• **What to produce**
Pictures excluded, return every entry exactly, please.

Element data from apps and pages
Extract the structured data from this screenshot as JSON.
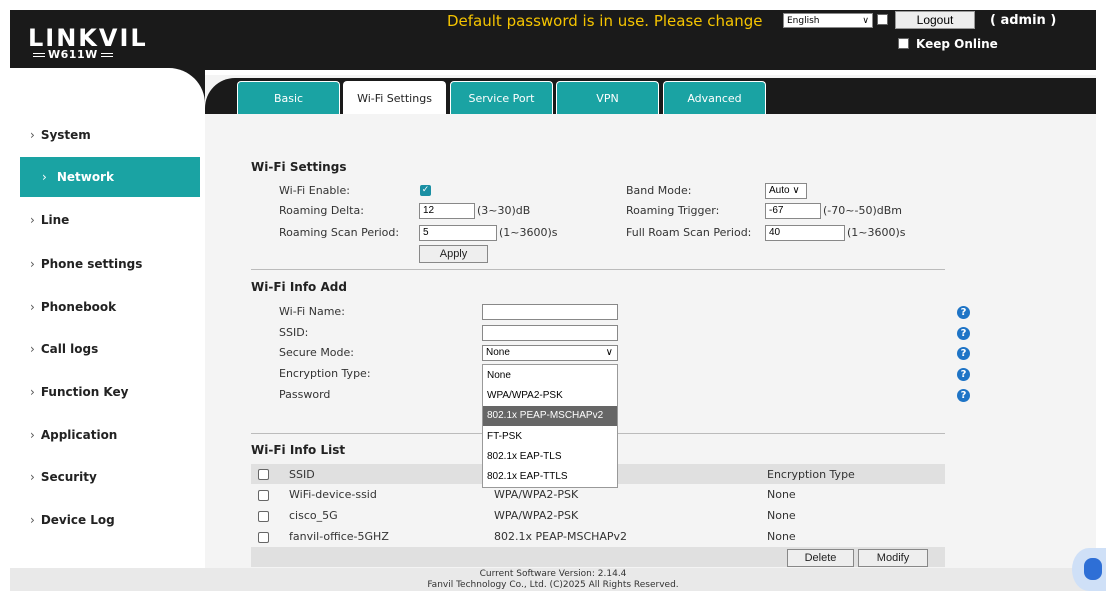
{
  "header": {
    "logo": "LINKVIL",
    "model": "W611W",
    "warning": "Default password is in use. Please change",
    "language": "English",
    "logout_label": "Logout",
    "user": "( admin )",
    "keep_online": "Keep Online"
  },
  "sidebar": {
    "items": [
      {
        "label": "System"
      },
      {
        "label": "Network"
      },
      {
        "label": "Line"
      },
      {
        "label": "Phone settings"
      },
      {
        "label": "Phonebook"
      },
      {
        "label": "Call logs"
      },
      {
        "label": "Function Key"
      },
      {
        "label": "Application"
      },
      {
        "label": "Security"
      },
      {
        "label": "Device Log"
      }
    ],
    "active": "Network"
  },
  "tabs": [
    {
      "label": "Basic"
    },
    {
      "label": "Wi-Fi Settings"
    },
    {
      "label": "Service Port"
    },
    {
      "label": "VPN"
    },
    {
      "label": "Advanced"
    }
  ],
  "wifi_settings": {
    "title": "Wi-Fi Settings",
    "enable_label": "Wi-Fi Enable:",
    "enable_checked": true,
    "band_mode_label": "Band Mode:",
    "band_mode_value": "Auto",
    "roaming_delta_label": "Roaming Delta:",
    "roaming_delta_value": "12",
    "roaming_delta_range": "(3~30)dB",
    "roaming_trigger_label": "Roaming Trigger:",
    "roaming_trigger_value": "-67",
    "roaming_trigger_range": "(-70~-50)dBm",
    "scan_period_label": "Roaming Scan Period:",
    "scan_period_value": "5",
    "scan_period_range": "(1~3600)s",
    "full_scan_label": "Full Roam Scan Period:",
    "full_scan_value": "40",
    "full_scan_range": "(1~3600)s",
    "apply_label": "Apply"
  },
  "wifi_info_add": {
    "title": "Wi-Fi Info Add",
    "name_label": "Wi-Fi Name:",
    "ssid_label": "SSID:",
    "secure_mode_label": "Secure Mode:",
    "secure_mode_value": "None",
    "encryption_label": "Encryption Type:",
    "password_label": "Password",
    "dropdown_options": [
      "None",
      "WPA/WPA2-PSK",
      "802.1x PEAP-MSCHAPv2",
      "FT-PSK",
      "802.1x EAP-TLS",
      "802.1x EAP-TTLS"
    ],
    "dropdown_highlight": "802.1x PEAP-MSCHAPv2"
  },
  "wifi_info_list": {
    "title": "Wi-Fi Info List",
    "columns": [
      "SSID",
      "Encryption Type"
    ],
    "rows": [
      {
        "ssid": "WiFi-device-ssid",
        "mode": "WPA/WPA2-PSK",
        "encryption": "None"
      },
      {
        "ssid": "cisco_5G",
        "mode": "WPA/WPA2-PSK",
        "encryption": "None"
      },
      {
        "ssid": "fanvil-office-5GHZ",
        "mode": "802.1x PEAP-MSCHAPv2",
        "encryption": "None"
      }
    ],
    "delete_label": "Delete",
    "modify_label": "Modify"
  },
  "footer": {
    "version": "Current Software Version: 2.14.4",
    "copyright": "Fanvil Technology Co., Ltd. (C)2025 All Rights Reserved."
  },
  "colors": {
    "accent": "#1aa3a3",
    "header_bg": "#1a1a1a",
    "warning": "#f5c400"
  }
}
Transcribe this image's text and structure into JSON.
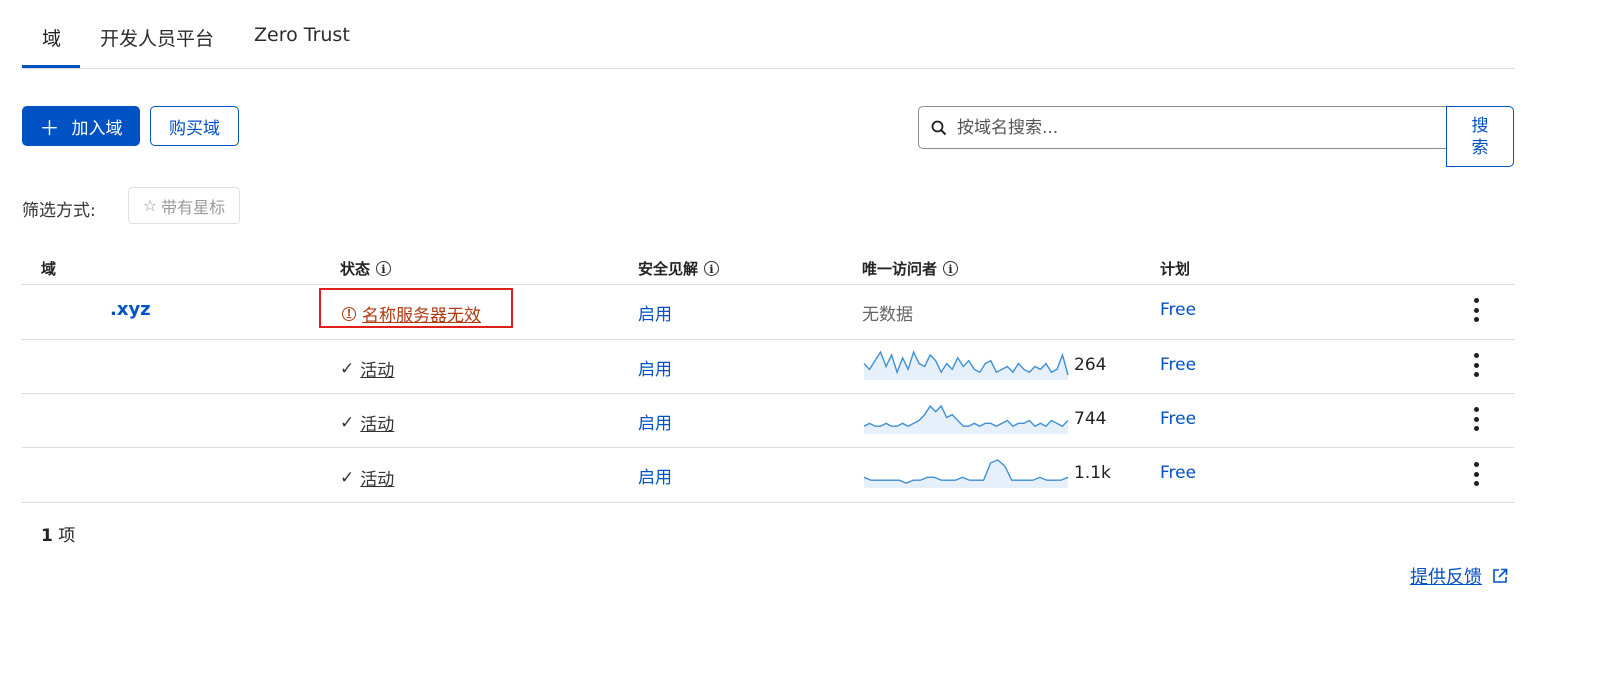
{
  "tabs": [
    {
      "label": "域",
      "active": true
    },
    {
      "label": "开发人员平台",
      "active": false
    },
    {
      "label": "Zero Trust",
      "active": false
    }
  ],
  "toolbar": {
    "add_domain_label": "加入域",
    "buy_domain_label": "购买域",
    "search_placeholder": "按域名搜索...",
    "search_button_label": "搜索"
  },
  "filter": {
    "label": "筛选方式:",
    "starred_label": "带有星标"
  },
  "table": {
    "headers": {
      "domain": "域",
      "status": "状态",
      "security": "安全见解",
      "visitors": "唯一访问者",
      "plan": "计划"
    },
    "rows": [
      {
        "domain": ".xyz",
        "status": "名称服务器无效",
        "status_type": "invalid",
        "security": "启用",
        "visitors": "无数据",
        "plan": "Free"
      },
      {
        "domain": "",
        "status": "活动",
        "status_type": "active",
        "security": "启用",
        "visitors": "264",
        "plan": "Free",
        "sparkline": [
          5,
          3,
          6,
          9,
          4,
          8,
          2,
          7,
          3,
          9,
          5,
          4,
          8,
          6,
          2,
          5,
          3,
          7,
          4,
          6,
          3,
          2,
          5,
          6,
          2,
          3,
          4,
          2,
          5,
          3,
          2,
          4,
          3,
          5,
          2,
          3,
          8,
          1
        ]
      },
      {
        "domain": "",
        "status": "活动",
        "status_type": "active",
        "security": "启用",
        "visitors": "744",
        "plan": "Free",
        "sparkline": [
          2,
          3,
          2,
          2,
          3,
          2,
          2,
          3,
          2,
          3,
          4,
          6,
          9,
          7,
          9,
          5,
          6,
          4,
          2,
          2,
          3,
          2,
          3,
          3,
          2,
          3,
          4,
          2,
          3,
          3,
          4,
          2,
          3,
          2,
          4,
          3,
          2,
          4
        ]
      },
      {
        "domain": "",
        "status": "活动",
        "status_type": "active",
        "security": "启用",
        "visitors": "1.1k",
        "plan": "Free",
        "sparkline": [
          3,
          2,
          2,
          2,
          2,
          2,
          1,
          2,
          2,
          3,
          3,
          2,
          2,
          2,
          3,
          2,
          2,
          2,
          8,
          9,
          7,
          2,
          2,
          2,
          2,
          3,
          2,
          2,
          2,
          3
        ]
      }
    ]
  },
  "footer": {
    "count_number": "1",
    "count_unit": "项",
    "feedback_label": "提供反馈"
  },
  "colors": {
    "accent": "#0051c3",
    "error": "#b03a10",
    "highlight": "#e0201b",
    "sparkline_stroke": "#3d8fd6",
    "sparkline_fill": "#e6f0fb"
  }
}
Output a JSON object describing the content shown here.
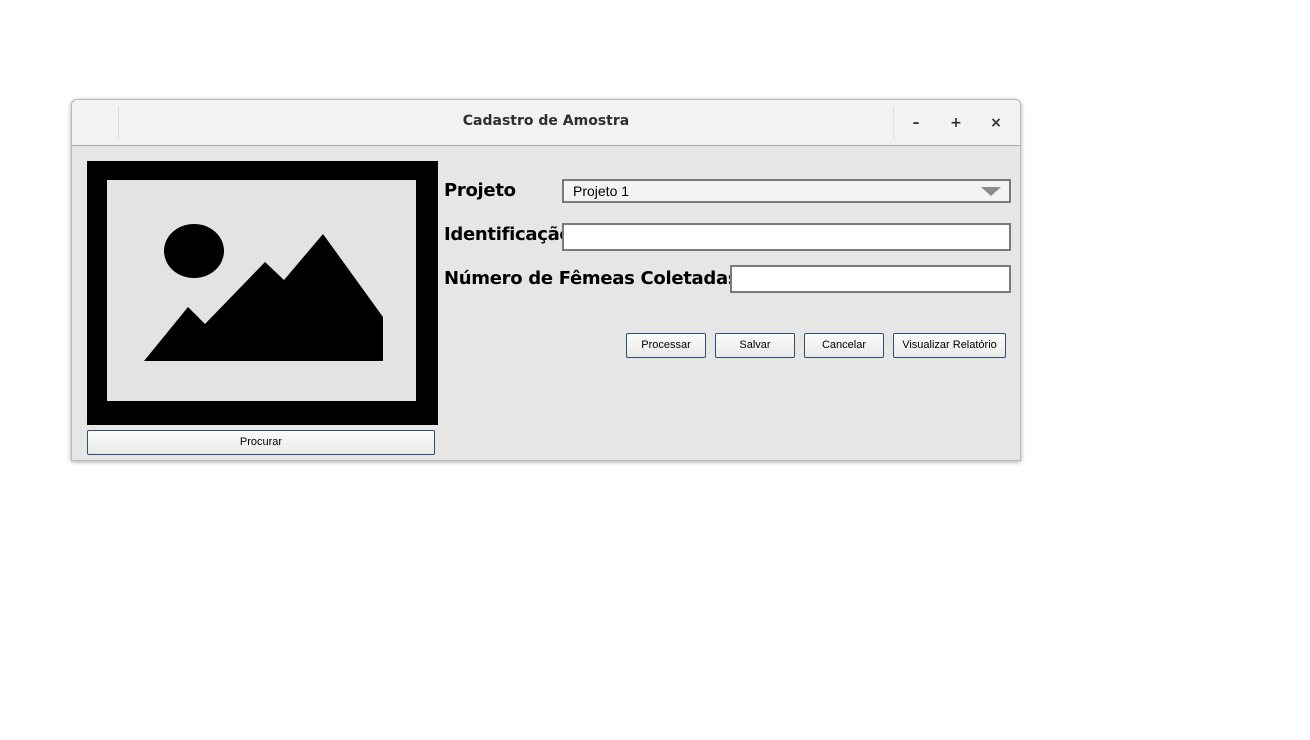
{
  "window": {
    "title": "Cadastro de Amostra",
    "controls": {
      "minimize": "–",
      "maximize": "+",
      "close": "×"
    }
  },
  "image": {
    "icon": "image-placeholder-icon"
  },
  "buttons": {
    "browse": "Procurar",
    "process": "Processar",
    "save": "Salvar",
    "cancel": "Cancelar",
    "report": "Visualizar Relatório"
  },
  "form": {
    "project_label": "Projeto",
    "project_value": "Projeto 1",
    "identification_label": "Identificação",
    "identification_value": "",
    "females_label": "Número de Fêmeas Coletadas",
    "females_value": ""
  },
  "colors": {
    "window_bg": "#e6e6e5",
    "titlebar_bg": "#f2f2f2",
    "button_border": "#2f4d7c"
  }
}
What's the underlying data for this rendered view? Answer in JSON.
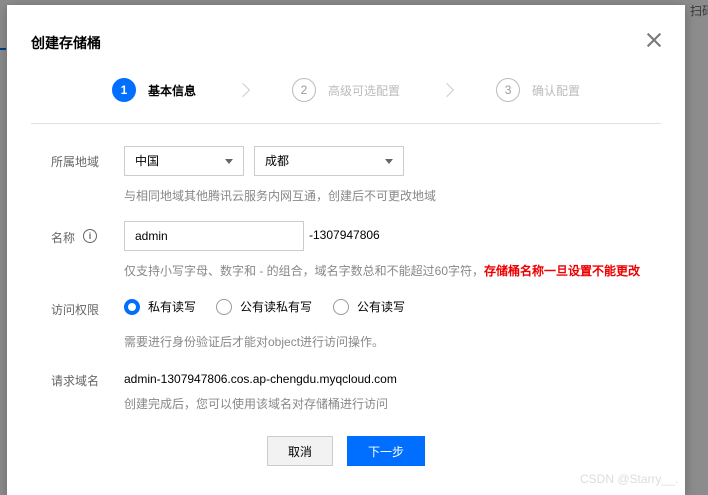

• **Task answer**
Extract the structured data from this screenshot as JSON.
{
  "header": {
    "logo": "LINKVIL",
    "model": "W611W",
    "warning": "Default password is in use. Please change",
    "language": "English",
    "logout_label": "Logout",
    "user": "( admin )",
    "keep_online": "Keep Online"
  },
  "sidebar": {
    "items": [
      {
        "label": "System"
      },
      {
        "label": "Network"
      },
      {
        "label": "Line"
      },
      {
        "label": "Phone settings"
      },
      {
        "label": "Phonebook"
      },
      {
        "label": "Call logs"
      },
      {
        "label": "Function Key"
      },
      {
        "label": "Application"
      },
      {
        "label": "Security"
      },
      {
        "label": "Device Log"
      }
    ],
    "active": "Network"
  },
  "tabs": [
    {
      "label": "Basic"
    },
    {
      "label": "Wi-Fi Settings"
    },
    {
      "label": "Service Port"
    },
    {
      "label": "VPN"
    },
    {
      "label": "Advanced"
    }
  ],
  "wifi_settings": {
    "title": "Wi-Fi Settings",
    "enable_label": "Wi-Fi Enable:",
    "enable_checked": true,
    "band_mode_label": "Band Mode:",
    "band_mode_value": "Auto",
    "roaming_delta_label": "Roaming Delta:",
    "roaming_delta_value": "12",
    "roaming_delta_range": "(3~30)dB",
    "roaming_trigger_label": "Roaming Trigger:",
    "roaming_trigger_value": "-67",
    "roaming_trigger_range": "(-70~-50)dBm",
    "scan_period_label": "Roaming Scan Period:",
    "scan_period_value": "5",
    "scan_period_range": "(1~3600)s",
    "full_scan_label": "Full Roam Scan Period:",
    "full_scan_value": "40",
    "full_scan_range": "(1~3600)s",
    "apply_label": "Apply"
  },
  "wifi_info_add": {
    "title": "Wi-Fi Info Add",
    "name_label": "Wi-Fi Name:",
    "ssid_label": "SSID:",
    "secure_mode_label": "Secure Mode:",
    "secure_mode_value": "None",
    "encryption_label": "Encryption Type:",
    "password_label": "Password",
    "dropdown_options": [
      "None",
      "WPA/WPA2-PSK",
      "802.1x PEAP-MSCHAPv2",
      "FT-PSK",
      "802.1x EAP-TLS",
      "802.1x EAP-TTLS"
    ],
    "dropdown_highlight": "802.1x PEAP-MSCHAPv2"
  },
  "wifi_info_list": {
    "title": "Wi-Fi Info List",
    "columns": [
      "SSID",
      "Encryption Type"
    ],
    "rows": [
      {
        "ssid": "WiFi-device-ssid",
        "mode": "WPA/WPA2-PSK",
        "encryption": "None"
      },
      {
        "ssid": "cisco_5G",
        "mode": "WPA/WPA2-PSK",
        "encryption": "None"
      },
      {
        "ssid": "fanvil-office-5GHZ",
        "mode": "802.1x PEAP-MSCHAPv2",
        "encryption": "None"
      }
    ],
    "delete_label": "Delete",
    "modify_label": "Modify"
  },
  "footer": {
    "version": "Current Software Version: 2.14.4",
    "copyright": "Fanvil Technology Co., Ltd. (C)2025 All Rights Reserved."
  },
  "colors": {
    "accent": "#1aa3a3",
    "header_bg": "#1a1a1a",
    "warning": "#f5c400"
  }
}
Transcribe this image's text and structure into JSON.
{
  "tabs": [
    {
      "label": "域",
      "active": true
    },
    {
      "label": "开发人员平台",
      "active": false
    },
    {
      "label": "Zero Trust",
      "active": false
    }
  ],
  "toolbar": {
    "add_domain_label": "加入域",
    "buy_domain_label": "购买域",
    "search_placeholder": "按域名搜索...",
    "search_button_label": "搜索"
  },
  "filter": {
    "label": "筛选方式:",
    "starred_label": "带有星标"
  },
  "table": {
    "headers": {
      "domain": "域",
      "status": "状态",
      "security": "安全见解",
      "visitors": "唯一访问者",
      "plan": "计划"
    },
    "rows": [
      {
        "domain": ".xyz",
        "status": "名称服务器无效",
        "status_type": "invalid",
        "security": "启用",
        "visitors": "无数据",
        "plan": "Free"
      },
      {
        "domain": "",
        "status": "活动",
        "status_type": "active",
        "security": "启用",
        "visitors": "264",
        "plan": "Free",
        "sparkline": [
          5,
          3,
          6,
          9,
          4,
          8,
          2,
          7,
          3,
          9,
          5,
          4,
          8,
          6,
          2,
          5,
          3,
          7,
          4,
          6,
          3,
          2,
          5,
          6,
          2,
          3,
          4,
          2,
          5,
          3,
          2,
          4,
          3,
          5,
          2,
          3,
          8,
          1
        ]
      },
      {
        "domain": "",
        "status": "活动",
        "status_type": "active",
        "security": "启用",
        "visitors": "744",
        "plan": "Free",
        "sparkline": [
          2,
          3,
          2,
          2,
          3,
          2,
          2,
          3,
          2,
          3,
          4,
          6,
          9,
          7,
          9,
          5,
          6,
          4,
          2,
          2,
          3,
          2,
          3,
          3,
          2,
          3,
          4,
          2,
          3,
          3,
          4,
          2,
          3,
          2,
          4,
          3,
          2,
          4
        ]
      },
      {
        "domain": "",
        "status": "活动",
        "status_type": "active",
        "security": "启用",
        "visitors": "1.1k",
        "plan": "Free",
        "sparkline": [
          3,
          2,
          2,
          2,
          2,
          2,
          1,
          2,
          2,
          3,
          3,
          2,
          2,
          2,
          3,
          2,
          2,
          2,
          8,
          9,
          7,
          2,
          2,
          2,
          2,
          3,
          2,
          2,
          2,
          3
        ]
      }
    ]
  },
  "footer": {
    "count_number": "1",
    "count_unit": "项",
    "feedback_label": "提供反馈"
  },
  "colors": {
    "accent": "#0051c3",
    "error": "#b03a10",
    "highlight": "#e0201b",
    "sparkline_stroke": "#3d8fd6",
    "sparkline_fill": "#e6f0fb"
  }
}
Output a JSON object describing the content shown here.
{
  "window": {
    "title": "Cadastro de Amostra",
    "controls": {
      "minimize": "–",
      "maximize": "+",
      "close": "×"
    }
  },
  "image": {
    "icon": "image-placeholder-icon"
  },
  "buttons": {
    "browse": "Procurar",
    "process": "Processar",
    "save": "Salvar",
    "cancel": "Cancelar",
    "report": "Visualizar Relatório"
  },
  "form": {
    "project_label": "Projeto",
    "project_value": "Projeto 1",
    "identification_label": "Identificação",
    "identification_value": "",
    "females_label": "Número de Fêmeas Coletadas",
    "females_value": ""
  },
  "colors": {
    "window_bg": "#e6e6e5",
    "titlebar_bg": "#f2f2f2",
    "button_border": "#2f4d7c"
  }
}
What's the underlying data for this rendered view? Answer in JSON.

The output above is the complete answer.